10) Do I have to sell my property with you if I want to list it?
Some property managers will ask you to sign a contract that forces you to sell the property with them. Don’t fall for this. A quality brokerage would never require this- but rather they would be available if you wanted to use their brokerage services.
11) Do you offer direct deposit for your owners?
Unless you’re living in Back to the Future and you’ve traveled to the 1800’s, your property manager should be able to deposit your check in your account. This saves you time and effort, which is the whole reason you hired them.
12) How do you collect rent from tenants?
Asking tenants to bring checks to an office is a lot like wearing acid washed jeans, it might have been okay in the 80’s, but the times have changed. If your property manager isn’t having your tenants pay online that is a red flag for two reasons. One, it slows down the speed at which you can get paid. Two, it makes it easier for tenants to miss paying the rent. If payment is online, tenants can automate their payment and these two problems are avoided.

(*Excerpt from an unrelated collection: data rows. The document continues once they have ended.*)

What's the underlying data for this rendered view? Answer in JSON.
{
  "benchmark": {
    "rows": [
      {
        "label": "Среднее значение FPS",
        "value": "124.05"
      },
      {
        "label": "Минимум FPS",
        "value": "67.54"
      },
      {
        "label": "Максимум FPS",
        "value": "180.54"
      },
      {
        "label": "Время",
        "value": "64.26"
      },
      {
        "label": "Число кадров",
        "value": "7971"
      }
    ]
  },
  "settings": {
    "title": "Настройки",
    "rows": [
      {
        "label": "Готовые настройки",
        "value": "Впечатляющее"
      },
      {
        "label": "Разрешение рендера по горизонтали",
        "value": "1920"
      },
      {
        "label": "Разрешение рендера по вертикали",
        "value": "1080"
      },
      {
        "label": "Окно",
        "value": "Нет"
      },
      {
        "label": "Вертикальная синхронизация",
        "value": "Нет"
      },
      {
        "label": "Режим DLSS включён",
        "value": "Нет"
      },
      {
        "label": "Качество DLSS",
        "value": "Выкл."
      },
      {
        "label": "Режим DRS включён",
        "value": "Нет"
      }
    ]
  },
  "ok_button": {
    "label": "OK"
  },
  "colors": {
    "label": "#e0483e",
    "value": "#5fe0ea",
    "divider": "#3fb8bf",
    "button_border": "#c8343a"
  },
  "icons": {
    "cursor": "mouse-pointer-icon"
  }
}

13) Do you conduct property inspections and, if you do, what charge is associated with them?
Your property is at risk if your property manager doesn’t conduct inspections. This should require a small fee and it will be one of the best investments you can make. It ensures you catch problems before they spiral out of control.
14) Do you offer eviction warranty (also called a “screening guarantee”?
Some companies, such as ourselves, will offer eviction warranty. It is only a small fee, but it will give you major coverage should you need to evict a tenant.
15) What steps do you take to market properties?
Your property manager should be advertising properties through a variety of channels. If they are still just placing newspaper ads and hoping for the best then you should steer clear.
16) How long are your properties typically vacant?
The average vacancy time after a property is ready should be about 2-4 weeks. Any longer than this suggests the property manager is struggling to find tenants, any shorter than this suggests that your asking rent amount is too low and you might be leaving money on the table. Either of these scenarios is bad for you and your rental property.
17) What are your income and screening requirements for applicants?
If they don’t set a standard then how can they be sure this tenant will make rent? It should go without saying that a tenant needs to have enough income to pay the rent.
18) What control do I have over the tenant lease agreement?
Your property manager should give you some input into the lease agreement if there are one or two issues that are important to you. However, if you are putting in lots of additions, you should have just written it yourself. Make sure your prospective property manager is confident in the leases that they have written for tenants by asking this question.
19) Do you mark-up maintenance and repairs?
You need to make sure that a prospective property management company doesn’t make a profit any time they do maintenance. If they are willing to charge you for maintenance then your profits could greatly diminish.
20) How often will I get updates on my portfolio?
Just like payment statements, you should be able to get updates on your portfolio as often as you need them. Your properties are your business and to not offer updates as often as you want would be the equivalent of telling your property manager that they can’t check their email for a week. It is a situation that would guarantee failure.
Credit to Lucas Hall
Lucas is the Chief Landlordologist at Cozy. He has been a successful landlord for over 10 years, with dozens of happy tenants and a profitable income property portfolio.